Firearm legislation and the Cullen inquiryBMJ 1996; 313 doi: https://doi.org/10.1136/bmj.313.7054.374 (Published 17 August 1996) Cite this as: BMJ 1996;313:374
<it>Independent medical advisors and a help line would keep doctors out of</it> <it>the firing line</it>
On 13 March 1996 Thomas Hamilton walked into the gymnasium at Dunblane Primary School and shot dead 16 children and their teacher. The Secretary of State for Scotland, on behalf of both houses of parliament, asked Lord Cullen to inquire into this tragic incident, and his report is expected at the end of September. It will include recommendations on the control of possession and use of firearms and ammunition, school security, and the vetting and supervision of adults working with children. The Secretary of State for Scotland has made it clear that parliamentary time has been set aside to implement any recommendations.
Under current legislation, people wishing to obtain a certificate to acquire, renew, or alter a firearm or shotgun must fill in a questionnaire. This asks for personal details including a specific question about whether the applicant has ever had epilepsy or any form of mental disorder. All applications must be countersigned by someone who is resident in Britain, who has known the applicant personally for at least two years, is not a relative, and is either a member of parliament, a justice of the peace, a minister of religion, a doctor, a lawyer, an established civil servant, a bank officer, or “person of similar standing.” Those countersigning the application certify that to the best of their knowledge and belief the information given in it is true, that they know of no reason why the applicant should not be permitted to possess a firearm, and that the photographs enclosed with the application bear a current true likeness to the applicant.
The difficulty for the medical profession is that, even with clearly stated limitations to the countersignatory's responsibilities, a doctor's signature is likely to imply more than simply that the facts of the medical record are correct. And as David Cooke, professor of forensic psychology at Glasgow University, stated in his evidence to the Cullen inquiry, it is impossible to predict with certainty who might be unsafe with a gun. Even with a multi-disciplinary team and several hours of direct interaction between doctor and patient, no absolute guarantee of future safety can be given. This is because mental illness can arise rapidly, and even if re-certification took place at yearly intervals (it is currently every five years) this would not necessarily address the problem.
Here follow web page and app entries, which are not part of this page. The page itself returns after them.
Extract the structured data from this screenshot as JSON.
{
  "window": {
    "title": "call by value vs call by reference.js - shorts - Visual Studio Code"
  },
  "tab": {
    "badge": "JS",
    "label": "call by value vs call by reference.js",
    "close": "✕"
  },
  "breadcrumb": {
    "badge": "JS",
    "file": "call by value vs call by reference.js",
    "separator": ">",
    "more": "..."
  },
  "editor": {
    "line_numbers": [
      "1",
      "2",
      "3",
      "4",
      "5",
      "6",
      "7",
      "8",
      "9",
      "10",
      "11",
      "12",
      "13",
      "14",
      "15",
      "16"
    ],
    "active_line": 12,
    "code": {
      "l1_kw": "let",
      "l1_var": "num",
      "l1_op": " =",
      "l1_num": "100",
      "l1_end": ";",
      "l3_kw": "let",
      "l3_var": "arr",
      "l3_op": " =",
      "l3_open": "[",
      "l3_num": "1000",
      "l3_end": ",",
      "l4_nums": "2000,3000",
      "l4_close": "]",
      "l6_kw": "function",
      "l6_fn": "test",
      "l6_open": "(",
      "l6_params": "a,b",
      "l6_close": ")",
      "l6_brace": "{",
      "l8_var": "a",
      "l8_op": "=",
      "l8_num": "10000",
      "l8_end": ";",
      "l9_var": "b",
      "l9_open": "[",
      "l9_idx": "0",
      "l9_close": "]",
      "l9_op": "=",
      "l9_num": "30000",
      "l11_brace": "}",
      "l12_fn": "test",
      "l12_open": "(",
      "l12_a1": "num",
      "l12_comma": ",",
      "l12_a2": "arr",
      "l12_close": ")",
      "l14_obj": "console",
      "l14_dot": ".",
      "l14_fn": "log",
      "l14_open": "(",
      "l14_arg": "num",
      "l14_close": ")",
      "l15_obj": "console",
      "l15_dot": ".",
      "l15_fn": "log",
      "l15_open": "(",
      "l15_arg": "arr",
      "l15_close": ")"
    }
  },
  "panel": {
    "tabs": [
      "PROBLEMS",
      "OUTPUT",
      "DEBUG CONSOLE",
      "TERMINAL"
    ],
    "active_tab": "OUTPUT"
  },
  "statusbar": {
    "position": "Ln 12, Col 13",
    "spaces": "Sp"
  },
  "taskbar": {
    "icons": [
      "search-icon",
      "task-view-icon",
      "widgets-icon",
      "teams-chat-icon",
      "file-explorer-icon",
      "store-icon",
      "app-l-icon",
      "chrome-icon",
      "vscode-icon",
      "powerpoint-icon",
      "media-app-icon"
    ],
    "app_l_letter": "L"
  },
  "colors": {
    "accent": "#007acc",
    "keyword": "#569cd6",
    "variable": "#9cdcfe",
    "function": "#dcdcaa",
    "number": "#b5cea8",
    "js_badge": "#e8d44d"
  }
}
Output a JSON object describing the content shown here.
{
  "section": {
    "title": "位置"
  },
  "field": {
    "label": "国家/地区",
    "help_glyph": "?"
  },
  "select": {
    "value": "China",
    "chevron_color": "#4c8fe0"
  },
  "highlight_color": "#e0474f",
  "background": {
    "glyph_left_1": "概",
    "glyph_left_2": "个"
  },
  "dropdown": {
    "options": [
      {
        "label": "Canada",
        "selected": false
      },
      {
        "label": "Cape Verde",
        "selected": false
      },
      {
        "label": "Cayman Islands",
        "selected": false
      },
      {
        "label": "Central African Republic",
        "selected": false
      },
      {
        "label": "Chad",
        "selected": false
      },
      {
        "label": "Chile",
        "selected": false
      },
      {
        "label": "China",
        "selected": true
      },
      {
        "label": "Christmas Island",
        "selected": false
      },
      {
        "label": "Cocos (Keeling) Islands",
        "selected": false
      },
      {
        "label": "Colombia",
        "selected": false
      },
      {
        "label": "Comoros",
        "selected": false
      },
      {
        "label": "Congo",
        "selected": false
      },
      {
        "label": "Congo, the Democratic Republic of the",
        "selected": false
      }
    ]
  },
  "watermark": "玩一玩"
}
In its existing advice to doctors, the BMA draws a distinction between a doctor acting simply as a person of good standing and a doctor signing an application for a patient. In the second case, doctors are advised not to support firearm applications unless they believe that they have sufficient knowledge about an individual to justify their judgment that the person could safely possess and control a firearm. There will be those both within and outside the profession who feel that, while the system is not perfect, a general practitioner is likely to be in a better position than many others to judge a patient's state of mind and should therefore take part in certification in the interests of public safety. But the BMA believes that doctors will rarely have sufficient information about patients to state with confidence that they can “safely possess and control firearms,” and the annual representatives meeting in June concluded, by a small majority, “that doctors should not endorse gun licence applications.”
In its evidence to the Cullen inquiry, the Federation of Police Surgeons suggested the introduction of a confidential medical questionnaire similar to the one used when applying for a life insurance policy. This would be completed by the patient's own general practitioner. The preliminary screening would then be carried out by an independent doctor specially appointed for this task. Further reports could be obtained with specialist examination if necessary. If the applicant did not cooperate the application would simply be turned down. In its evidence the BMA emphasised that this proposed scheme still suffered from the flaw that medical risk prediction is insufficiently precise to give absolute guarantees about the safety of an individual to carry firearms and this must be made clear to the public to prevent any false reassurance. It does have the advantage of removing direct responsibility for endorsing firearms licences away from the applicant's general practitioner.
The BMA also suggested a helpline similar to the Driver and Vehicle Licensing Agency helpline for doctors who are concerned about a patient's fitness to drive. A doctor concerned about a patient's fitness to carry firearms could ring the firearms helpline and discuss the details with a medical advisor. This advisor could take appropriate action to investigate the case, and if the gun licence holder refused to cooperate the license would automatically be revoked. Disclosure of medical details would be allowed under guidance from the General Medical Council in the public interest.
This week the Home Affairs select committee on control of handguns proposed a change to existing procedures, suggesting that applications for firearm and shotgun licences should contain all relevant medical information and should be signed by a general practitioner. However, applicants should not be asked to undergo psychological screening.1 Many bodies including the BMA have asked parliament to ban the private ownership of handguns, but the final decision rests with Lord Cullen. If he does not recommend a ban, he will need to decide on new licensing procedures. The medical profession will have to face up realistically to any recommendations about its role, urgently reconvene the debate, and formulate a response that aims to safeguard members of the public rather than falsely reassure them.